Clinical and laboratory features of anticentromere antibody positive primary Sjögren's syndrome.J Rheumatol 2001; 28(10):2238-44JR
To determine whether the clinical and laboratory characteristics of anticentromere antibody (ACA) positive, anti-SSA/Ro antibody (SSA) negative primary Sjogren's syndrome (SS) differ from SSA positive, ACA negative primary SS.
Twelve patients with ACA positive primary SS (ACA SS) and 19 patients with SSA positive primary SS (SSA SS) were examined. We compared the age, laboratory data, proportion with Raynaud's phenomenon (RP), activity of natural killer cells (NK), titer of antibodies against Epstein-Barr virus, and histological findings of minor labial salivary glands.
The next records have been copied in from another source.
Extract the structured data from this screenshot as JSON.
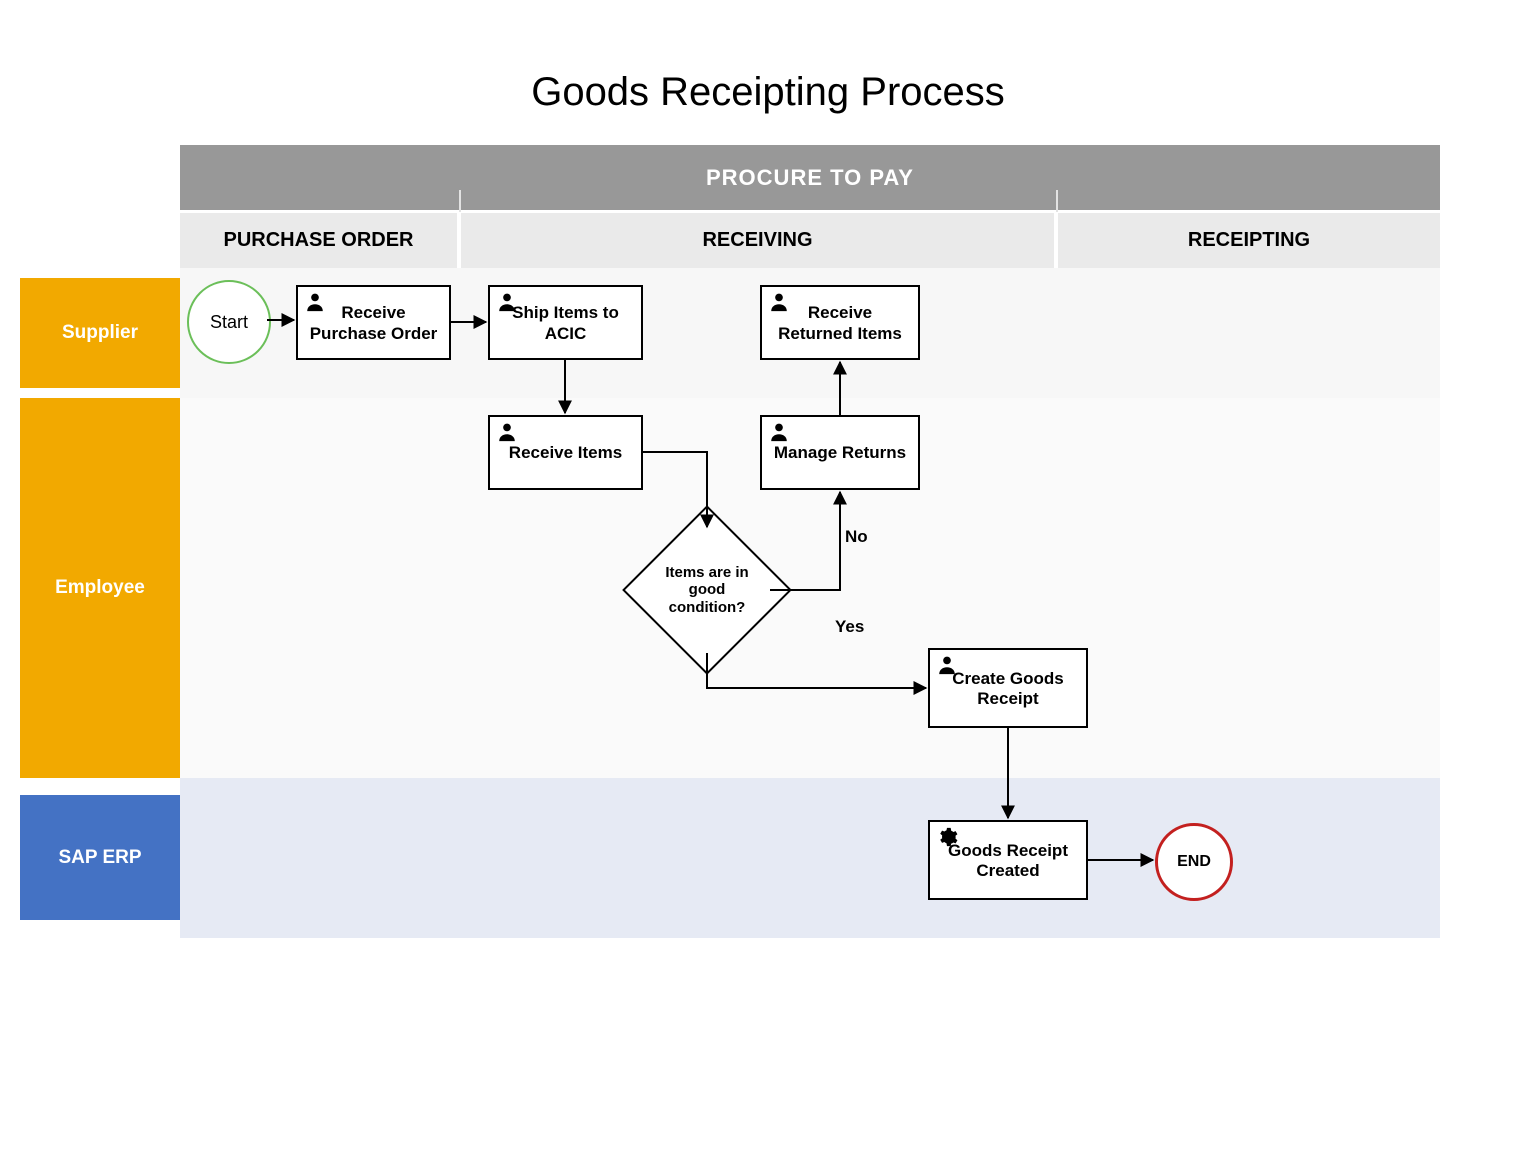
{
  "title": "Goods Receipting Process",
  "header": "PROCURE TO PAY",
  "columns": {
    "purchase_order": "PURCHASE ORDER",
    "receiving": "RECEIVING",
    "receipting": "RECEIPTING"
  },
  "lanes": {
    "supplier": "Supplier",
    "employee": "Employee",
    "sap": "SAP ERP"
  },
  "nodes": {
    "start": "Start",
    "receive_po": "Receive Purchase Order",
    "ship_items": "Ship Items to ACIC",
    "receive_returned": "Receive Returned Items",
    "receive_items": "Receive Items",
    "manage_returns": "Manage Returns",
    "decision": "Items are in good condition?",
    "create_gr": "Create Goods Receipt",
    "gr_created": "Goods Receipt Created",
    "end": "END"
  },
  "edges": {
    "yes": "Yes",
    "no": "No"
  }
}
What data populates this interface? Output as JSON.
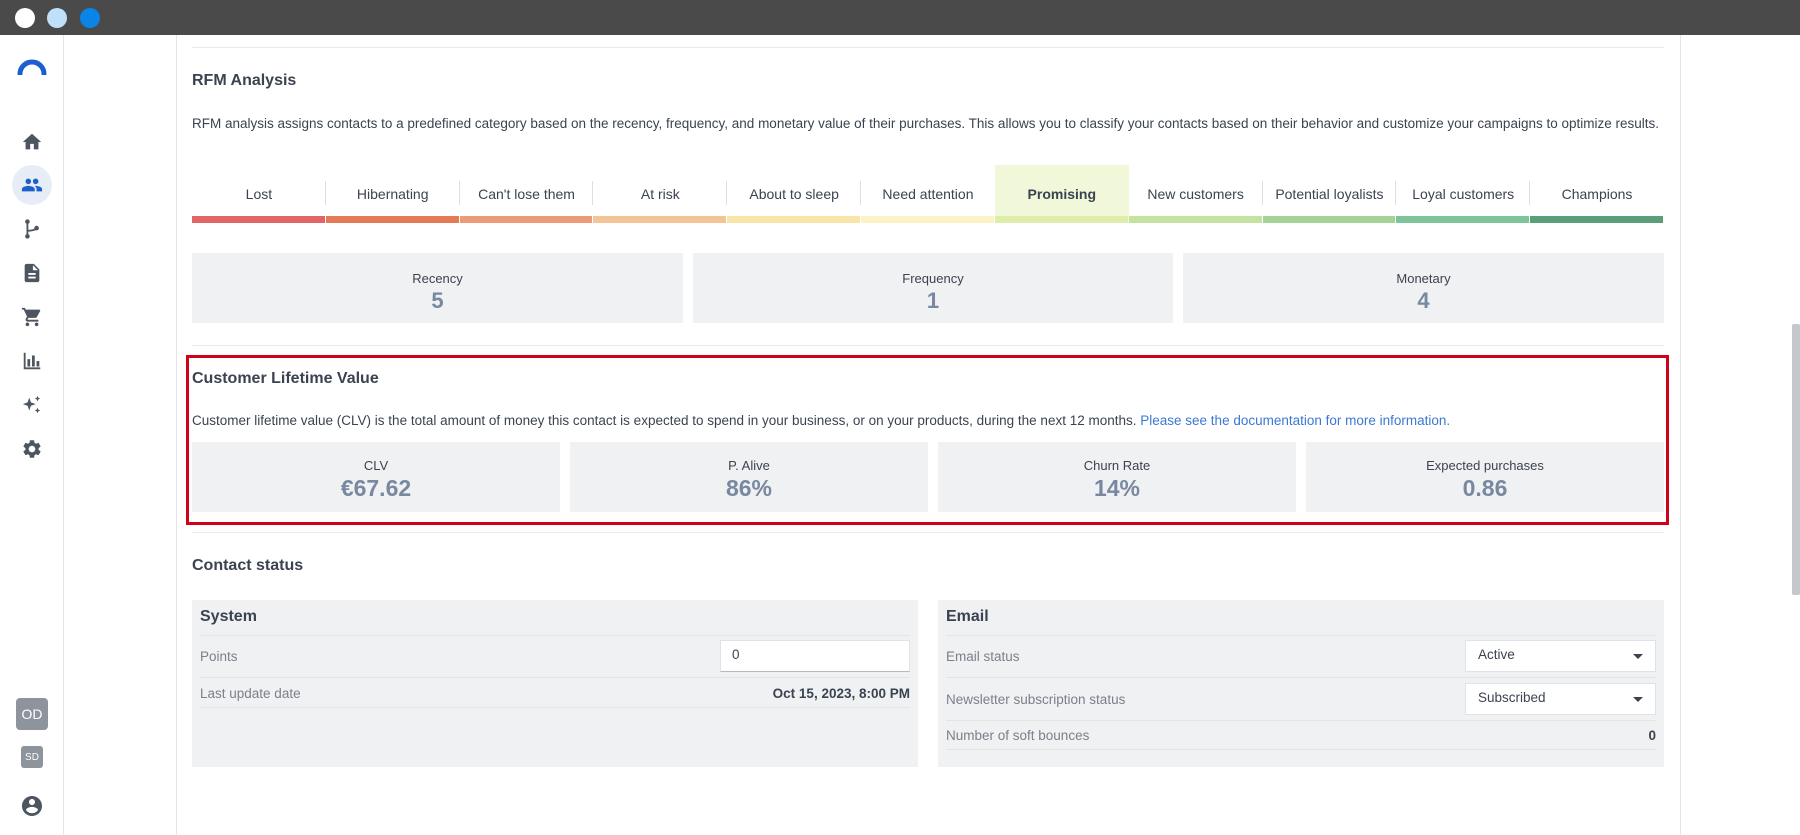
{
  "window": {
    "title_dots": [
      "close",
      "minimize",
      "maximize"
    ]
  },
  "sidebar": {
    "items": [
      {
        "icon": "home-icon",
        "active": false
      },
      {
        "icon": "contacts-icon",
        "active": true
      },
      {
        "icon": "workflow-icon",
        "active": false
      },
      {
        "icon": "document-icon",
        "active": false
      },
      {
        "icon": "cart-icon",
        "active": false
      },
      {
        "icon": "bar-chart-icon",
        "active": false
      },
      {
        "icon": "sparkles-icon",
        "active": false
      },
      {
        "icon": "gear-icon",
        "active": false
      }
    ],
    "avatars": {
      "primary": "OD",
      "secondary": "SD"
    },
    "account_icon": "account-circle-icon"
  },
  "rfm": {
    "title": "RFM Analysis",
    "description": "RFM analysis assigns contacts to a predefined category based on the recency, frequency, and monetary value of their purchases. This allows you to classify your contacts based on their behavior and customize your campaigns to optimize results.",
    "segments": [
      {
        "label": "Lost",
        "color": "#e06666"
      },
      {
        "label": "Hibernating",
        "color": "#e57a56"
      },
      {
        "label": "Can't lose them",
        "color": "#eb9a7a"
      },
      {
        "label": "At risk",
        "color": "#f3c496"
      },
      {
        "label": "About to sleep",
        "color": "#f8e3a8"
      },
      {
        "label": "Need attention",
        "color": "#fbf3c6"
      },
      {
        "label": "Promising",
        "color": "#dfedab"
      },
      {
        "label": "New customers",
        "color": "#c4e3a0"
      },
      {
        "label": "Potential loyalists",
        "color": "#a3d496"
      },
      {
        "label": "Loyal customers",
        "color": "#7ec49b"
      },
      {
        "label": "Champions",
        "color": "#5a9e7a"
      }
    ],
    "active_segment": "Promising",
    "scores": [
      {
        "label": "Recency",
        "value": "5"
      },
      {
        "label": "Frequency",
        "value": "1"
      },
      {
        "label": "Monetary",
        "value": "4"
      }
    ]
  },
  "clv": {
    "title": "Customer Lifetime Value",
    "description": "Customer lifetime value (CLV) is the total amount of money this contact is expected to spend in your business, or on your products, during the next 12 months.",
    "doc_link": "Please see the documentation for more information.",
    "metrics": [
      {
        "label": "CLV",
        "value": "€67.62"
      },
      {
        "label": "P. Alive",
        "value": "86%"
      },
      {
        "label": "Churn Rate",
        "value": "14%"
      },
      {
        "label": "Expected purchases",
        "value": "0.86"
      }
    ],
    "highlight_color": "#d0021b"
  },
  "contact_status": {
    "title": "Contact status",
    "system": {
      "title": "System",
      "points_label": "Points",
      "points_value": "0",
      "last_update_label": "Last update date",
      "last_update_value": "Oct 15, 2023, 8:00 PM"
    },
    "email": {
      "title": "Email",
      "email_status_label": "Email status",
      "email_status_value": "Active",
      "newsletter_label": "Newsletter subscription status",
      "newsletter_value": "Subscribed",
      "soft_bounces_label": "Number of soft bounces",
      "soft_bounces_value": "0"
    }
  }
}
The presence of anti-chromo antibodies (AChA) was evaluated by immunoblotting of patients' sera.
The mean age of the ACA SS group was higher than that of the SSA SS group (p < 0.05). Serum IgG level was lower in ACA SS than in SSA SS (p < 0.0001). Serum IgG level of the ACA SS group with one exception was close to the normal range. Leukocytopenia was less frequently observed in ACA SS than in SSA SS (p < 0.05). RP was seen more frequently in the ACA SS group than the SSA SS group (p < 0.05). NK activity of the ACA SS group was higher than that of the SSA SS group (p < 0.05). Most of the ACA SS patients' NK activity was normal, in contrast to the tendency for NK activity in SS to be low. Virus capsid antigen IgA titer of the ACA SS group was lower than that of the SSA SS group (p < 0.05). Histological findings of minor labial salivary glands of both groups showed a similar severity of lymphocytic infiltrates, destruction of normal structures, and pattern of infiltrating lymphocyte subsets. AChA was positive in 11 of the 12 sera of ACA SS patients.
The results confirm that ACA positive primary SS differs from SSA positive classic SS in several significant respects.